» **Task statement**: Your output is one number, the count of lines in the listing below that hold the word "JSON".

***** Records for processing

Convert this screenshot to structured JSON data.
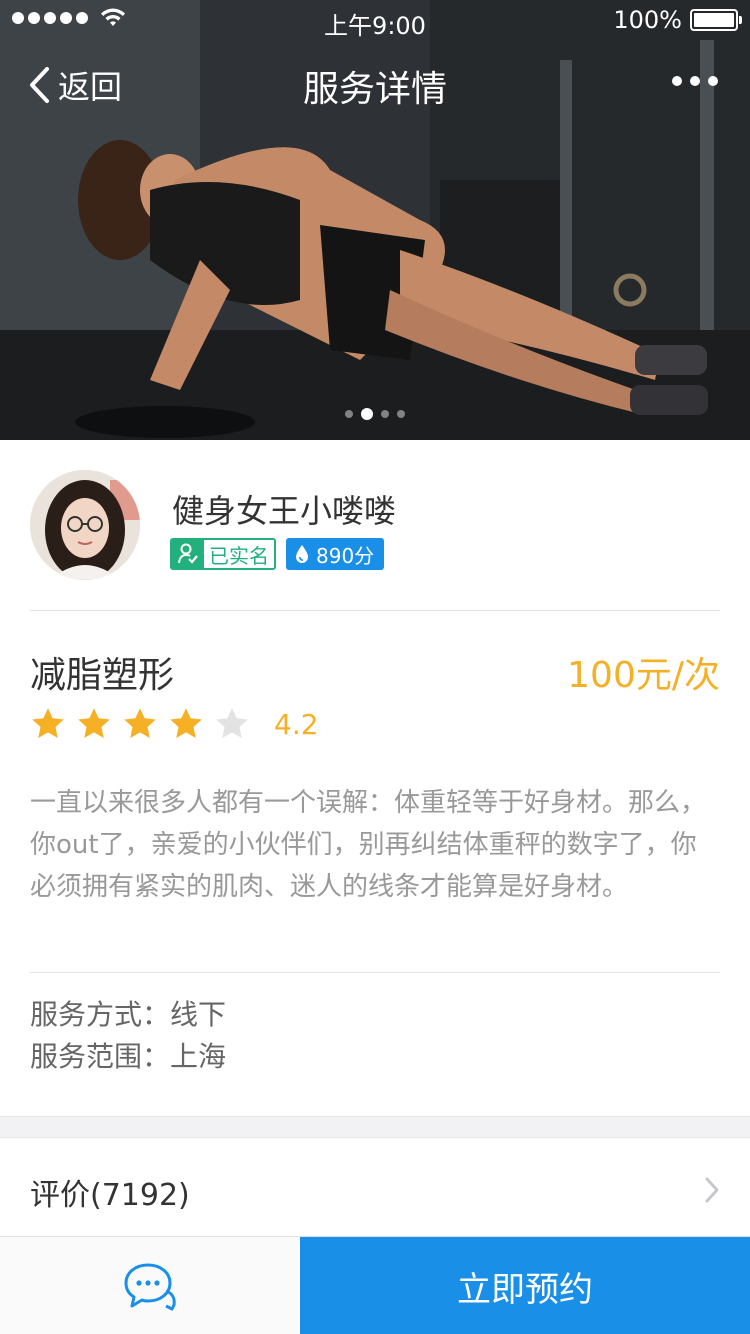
{
  "status_bar": {
    "time": "上午9:00",
    "battery": "100%"
  },
  "nav": {
    "back_label": "返回",
    "title": "服务详情"
  },
  "carousel": {
    "pages": 4,
    "active_index": 1
  },
  "provider": {
    "name": "健身女王小喽喽",
    "verified_label": "已实名",
    "score_label": "890分"
  },
  "service": {
    "title": "减脂塑形",
    "price": "100元/次",
    "rating_value": "4.2",
    "rating_stars": 4,
    "rating_max": 5,
    "description": "一直以来很多人都有一个误解：体重轻等于好身材。那么，你out了，亲爱的小伙伴们，别再纠结体重秤的数字了，你必须拥有紧实的肌肉、迷人的线条才能算是好身材。",
    "mode_line": "服务方式：线下",
    "area_line": "服务范围：上海"
  },
  "reviews": {
    "label": "评价(7192)"
  },
  "bottom": {
    "book_label": "立即预约"
  },
  "colors": {
    "accent_blue": "#1a8fe8",
    "accent_orange": "#f5b025",
    "verified_green": "#21b07e"
  }
}
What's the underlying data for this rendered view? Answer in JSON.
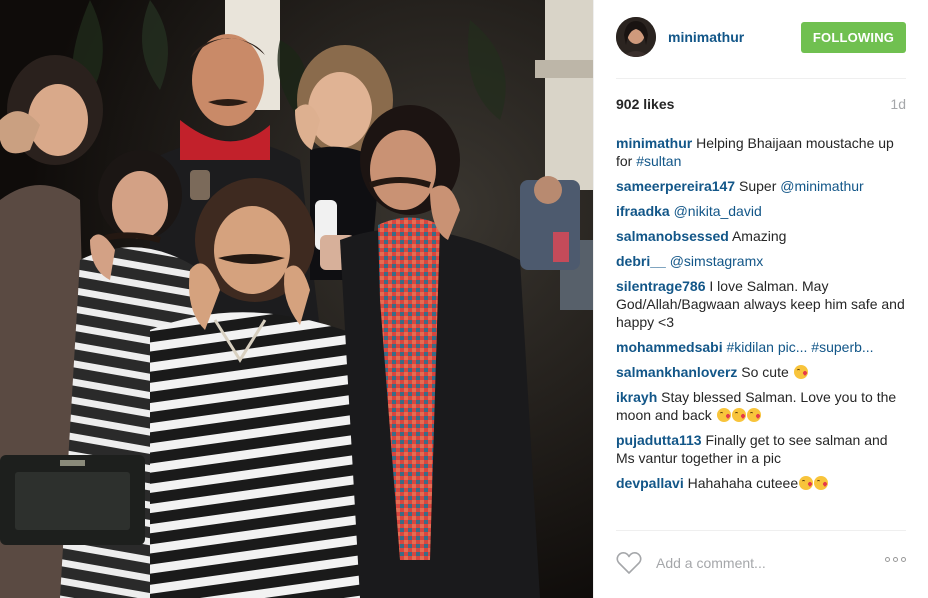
{
  "header": {
    "username": "minimathur",
    "follow_label": "FOLLOWING"
  },
  "post": {
    "likes": "902 likes",
    "age": "1d"
  },
  "caption": {
    "user": "minimathur",
    "text": "Helping Bhaijaan moustache up for ",
    "hashtag": "#sultan"
  },
  "comments": [
    {
      "user": "sameerpereira147",
      "text": "Super ",
      "mention": "@minimathur"
    },
    {
      "user": "ifraadka",
      "text": "",
      "mention": "@nikita_david"
    },
    {
      "user": "salmanobsessed",
      "text": "Amazing",
      "mention": ""
    },
    {
      "user": "debri__",
      "text": "",
      "mention": "@simstagramx"
    },
    {
      "user": "silentrage786",
      "text": "I love Salman. May God/Allah/Bagwaan always keep him safe and happy <3",
      "mention": ""
    },
    {
      "user": "mohammedsabi",
      "text": "",
      "mention": "#kidilan pic... #superb..."
    },
    {
      "user": "salmankhanloverz",
      "text": "So cute ",
      "mention": "",
      "emoji_count": 1
    },
    {
      "user": "ikrayh",
      "text": "Stay blessed Salman. Love you to the moon and back ",
      "mention": "",
      "emoji_count": 3
    },
    {
      "user": "pujadutta113",
      "text": "Finally get to see salman and Ms vantur together in a pic",
      "mention": ""
    },
    {
      "user": "devpallavi",
      "text": "Hahahaha cuteee",
      "mention": "",
      "emoji_count": 2
    }
  ],
  "add_comment": {
    "placeholder": "Add a comment..."
  },
  "icons": {
    "like": "heart-outline-icon",
    "more": "more-options-icon",
    "emoji": "kissing-face-emoji"
  },
  "colors": {
    "link": "#125688",
    "follow_button": "#70c050",
    "meta_grey": "#a5a7aa",
    "text": "#262626"
  }
}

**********

» **Result below**: 2